    But I’ve yet to see youtube ads (except those directly embedded in the content itself, subscribe and watch-next links, etc), and any related tracking cookies die with the session. =:^)

  • Colonel Panik

    No TV. More important no google. Nope.

    I have no idea how google fits into the FOSS world.
    Google may comply with the GPL, may, but I do not
    see how it keeps the spirit of FOSS.

    I fear the internet was just a dream some of us had.

  • @Colonel From where I sit, Google either has dissociative identity disorder or is a garden variety schizophrenic — maybe both. Sometime Google is Jekyll. Sometimes Hyde.

  • Nonya F Bizzness

    First of all, I do not watch over the air broadcast TV. I do not use any streaming service that has ads with the excxeption of the occasional youtube video. If I am paying for content, I will not accept any ads inserted into that content. I do everything that I can not to be tracked in my use of the internet, and do everything that I can to block all ads.

    I never minded static ads on web pages. I only started blocking ads when they started getting obnoxious. Now the ads have gone beyond obnoxious to headache inducing. And targeted ads are an extreme invasion of privacy that I will do whatever I have to to avoid. That includes not buying “smart” TVs, or appliences that are designed so that they have to be connected to the internet to work, with the exception of my router, my Roku, and my computer.

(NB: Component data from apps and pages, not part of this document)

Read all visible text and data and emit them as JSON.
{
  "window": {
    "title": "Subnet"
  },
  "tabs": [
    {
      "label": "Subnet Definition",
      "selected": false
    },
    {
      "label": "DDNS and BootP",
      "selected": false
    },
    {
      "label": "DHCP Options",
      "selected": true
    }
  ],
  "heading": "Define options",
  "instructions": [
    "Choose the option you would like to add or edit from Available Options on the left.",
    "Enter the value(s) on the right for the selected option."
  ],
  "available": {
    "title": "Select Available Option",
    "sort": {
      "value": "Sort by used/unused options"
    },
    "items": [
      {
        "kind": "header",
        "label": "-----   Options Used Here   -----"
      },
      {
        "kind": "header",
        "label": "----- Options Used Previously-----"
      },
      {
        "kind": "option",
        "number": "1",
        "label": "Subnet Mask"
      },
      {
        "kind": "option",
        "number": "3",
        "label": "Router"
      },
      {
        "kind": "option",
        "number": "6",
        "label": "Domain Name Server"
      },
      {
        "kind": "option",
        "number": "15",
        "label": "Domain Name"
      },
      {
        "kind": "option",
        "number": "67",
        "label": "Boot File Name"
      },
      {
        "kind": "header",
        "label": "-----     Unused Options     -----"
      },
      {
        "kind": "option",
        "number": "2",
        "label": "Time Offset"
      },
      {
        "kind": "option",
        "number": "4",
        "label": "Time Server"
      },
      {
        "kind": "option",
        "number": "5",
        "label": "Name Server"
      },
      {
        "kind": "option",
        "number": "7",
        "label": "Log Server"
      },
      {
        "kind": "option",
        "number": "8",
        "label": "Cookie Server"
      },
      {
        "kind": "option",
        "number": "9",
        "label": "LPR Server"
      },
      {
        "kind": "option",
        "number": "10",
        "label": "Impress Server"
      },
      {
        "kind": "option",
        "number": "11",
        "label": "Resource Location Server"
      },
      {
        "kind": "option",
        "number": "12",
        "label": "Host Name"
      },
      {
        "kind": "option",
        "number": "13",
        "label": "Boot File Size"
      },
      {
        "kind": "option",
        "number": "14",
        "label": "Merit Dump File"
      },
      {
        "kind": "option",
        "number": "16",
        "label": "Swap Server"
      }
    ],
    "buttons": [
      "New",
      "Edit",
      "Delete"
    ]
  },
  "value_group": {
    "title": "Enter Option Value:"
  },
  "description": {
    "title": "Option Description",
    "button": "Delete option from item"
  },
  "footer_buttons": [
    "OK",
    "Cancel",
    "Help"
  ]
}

    I realize that it may not be possible to totally avoid being tracked, or to totally avoid advertising (targeted or not). As far as I am concerned, all information about me and my personal habbits is just that…PERSONAL, AS IN NO NO-ONE’S BUSINESS BUT MINE!!! As far as I am concerned, NO ONE has any right to collect ANY information about me FOR ANY REASON! Certainly not for purposes of trying to sell me products that I neither want nor need!

    Marketing has become EVIL!

  • Colonel Panik

    @ Christine Hall Thanks, that is what I wanted to
    say.

    Still, I am not using their products cause I cannot
    tell when it is Jekyll or Hyde.

  • Carling

    I don’t have Google or Google search on my system, I removed it, I use Mozilla firefox web browser and duckduck go. for my web search..